One option is to open an account for the benefit of the minor under the Uniform Transfer to Minors Act (UTMA) of the state. In some states it is called the Uniform Gift to Minors Act (UGMA).
The Internal Revenue Service announced today in Rev. Proc. 2019-44 the official estate and gift tax limits for 2020: $11.58 million per person (was $11.4 million in 2019). That means you can leave $11.58 million to heirs and pay no federal gift or estate tax. If you are married, the two of you can leave up to 23.16 million combined without incurring a federal gift or estate tax.
While the 2017 federal tax cut means most estates won't be subject to the federal estate tax in 2018 and 2019, state estate tax is a different matter. Some states are not going along with the increase in the federal estate tax exemption.
The new tax law (2018) has enough big changes that you need to review your estate plan to make sure that you are taking advantage of the best options in the new environment. One of the key changes for estate planning purposes, is that the estate tax exemption has been doubled.
Portability is actually a simple concept. It means that if one half of a married couple doesn't use up the entirety of the federal estate tax exemption at death, the surviving spouse can use this leftover portion, plus his or her own exemption.
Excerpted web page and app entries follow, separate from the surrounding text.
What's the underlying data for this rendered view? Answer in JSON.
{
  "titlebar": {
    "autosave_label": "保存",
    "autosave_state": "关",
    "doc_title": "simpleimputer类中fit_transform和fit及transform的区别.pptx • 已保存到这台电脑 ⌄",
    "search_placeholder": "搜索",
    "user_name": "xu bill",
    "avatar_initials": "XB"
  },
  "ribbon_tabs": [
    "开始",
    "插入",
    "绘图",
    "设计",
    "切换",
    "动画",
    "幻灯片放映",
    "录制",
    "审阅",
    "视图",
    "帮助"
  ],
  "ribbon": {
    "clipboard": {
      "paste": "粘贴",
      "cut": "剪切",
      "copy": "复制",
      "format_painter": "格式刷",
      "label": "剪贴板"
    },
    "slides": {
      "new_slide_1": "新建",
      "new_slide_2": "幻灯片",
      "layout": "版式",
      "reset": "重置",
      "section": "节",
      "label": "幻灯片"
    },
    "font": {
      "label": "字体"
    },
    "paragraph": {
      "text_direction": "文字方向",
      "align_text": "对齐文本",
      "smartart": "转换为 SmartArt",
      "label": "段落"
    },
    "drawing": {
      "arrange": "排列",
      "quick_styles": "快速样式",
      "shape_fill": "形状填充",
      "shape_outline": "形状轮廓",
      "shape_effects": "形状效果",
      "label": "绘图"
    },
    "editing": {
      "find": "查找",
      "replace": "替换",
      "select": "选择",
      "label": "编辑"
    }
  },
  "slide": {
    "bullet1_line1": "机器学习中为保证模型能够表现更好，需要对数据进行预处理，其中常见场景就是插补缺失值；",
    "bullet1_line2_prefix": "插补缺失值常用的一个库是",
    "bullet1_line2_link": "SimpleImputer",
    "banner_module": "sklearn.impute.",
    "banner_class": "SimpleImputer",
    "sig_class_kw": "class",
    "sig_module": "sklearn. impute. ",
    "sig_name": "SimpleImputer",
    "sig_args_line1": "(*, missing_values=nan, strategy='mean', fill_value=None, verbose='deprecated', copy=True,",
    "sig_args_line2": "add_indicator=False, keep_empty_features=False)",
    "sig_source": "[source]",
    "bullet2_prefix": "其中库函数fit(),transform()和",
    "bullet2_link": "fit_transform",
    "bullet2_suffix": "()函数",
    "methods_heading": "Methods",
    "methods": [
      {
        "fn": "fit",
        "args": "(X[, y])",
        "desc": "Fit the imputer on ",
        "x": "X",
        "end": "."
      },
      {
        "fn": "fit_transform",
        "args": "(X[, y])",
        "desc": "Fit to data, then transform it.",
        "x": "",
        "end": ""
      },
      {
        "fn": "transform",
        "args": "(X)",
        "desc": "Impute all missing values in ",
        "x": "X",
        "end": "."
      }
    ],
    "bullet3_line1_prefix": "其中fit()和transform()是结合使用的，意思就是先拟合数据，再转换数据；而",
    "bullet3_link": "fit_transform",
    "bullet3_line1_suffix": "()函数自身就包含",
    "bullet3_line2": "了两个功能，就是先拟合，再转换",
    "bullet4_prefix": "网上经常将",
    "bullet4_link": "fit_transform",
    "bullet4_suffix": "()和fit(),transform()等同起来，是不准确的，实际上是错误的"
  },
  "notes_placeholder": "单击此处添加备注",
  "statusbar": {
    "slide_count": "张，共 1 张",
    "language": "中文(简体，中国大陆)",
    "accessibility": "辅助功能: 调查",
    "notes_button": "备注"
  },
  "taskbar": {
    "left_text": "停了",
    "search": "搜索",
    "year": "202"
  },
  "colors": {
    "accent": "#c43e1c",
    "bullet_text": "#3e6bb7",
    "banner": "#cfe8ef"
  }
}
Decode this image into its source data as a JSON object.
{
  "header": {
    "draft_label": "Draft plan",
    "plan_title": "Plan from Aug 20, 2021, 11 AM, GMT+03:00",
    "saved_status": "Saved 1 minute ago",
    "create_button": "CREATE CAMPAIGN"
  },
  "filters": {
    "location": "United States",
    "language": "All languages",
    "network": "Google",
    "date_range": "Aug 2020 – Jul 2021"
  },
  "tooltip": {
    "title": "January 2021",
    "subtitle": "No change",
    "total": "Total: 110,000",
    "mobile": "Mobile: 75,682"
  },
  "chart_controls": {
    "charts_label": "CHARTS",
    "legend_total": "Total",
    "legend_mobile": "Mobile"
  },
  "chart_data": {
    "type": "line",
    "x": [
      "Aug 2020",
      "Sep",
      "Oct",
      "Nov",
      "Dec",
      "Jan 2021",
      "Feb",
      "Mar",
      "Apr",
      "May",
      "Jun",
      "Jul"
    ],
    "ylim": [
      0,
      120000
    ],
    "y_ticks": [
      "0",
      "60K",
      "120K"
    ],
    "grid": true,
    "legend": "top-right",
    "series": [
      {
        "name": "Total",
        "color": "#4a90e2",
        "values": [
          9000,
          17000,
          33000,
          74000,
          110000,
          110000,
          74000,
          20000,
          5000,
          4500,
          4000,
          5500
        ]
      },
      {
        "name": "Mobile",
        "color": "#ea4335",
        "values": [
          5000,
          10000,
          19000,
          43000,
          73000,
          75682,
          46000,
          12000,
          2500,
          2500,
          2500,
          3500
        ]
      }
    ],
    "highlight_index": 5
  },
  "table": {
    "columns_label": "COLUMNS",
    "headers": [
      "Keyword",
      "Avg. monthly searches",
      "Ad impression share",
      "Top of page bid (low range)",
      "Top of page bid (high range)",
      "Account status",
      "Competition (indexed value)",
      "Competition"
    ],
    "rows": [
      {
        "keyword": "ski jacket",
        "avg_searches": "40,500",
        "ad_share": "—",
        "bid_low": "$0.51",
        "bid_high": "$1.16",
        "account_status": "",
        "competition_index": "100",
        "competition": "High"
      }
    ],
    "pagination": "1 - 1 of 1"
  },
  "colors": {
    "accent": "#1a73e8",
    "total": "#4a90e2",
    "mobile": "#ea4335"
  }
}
The IRS has announced some important changes in tax adjustments and deduction limits based on inflation for 2017. They can make a difference for people planning their estates.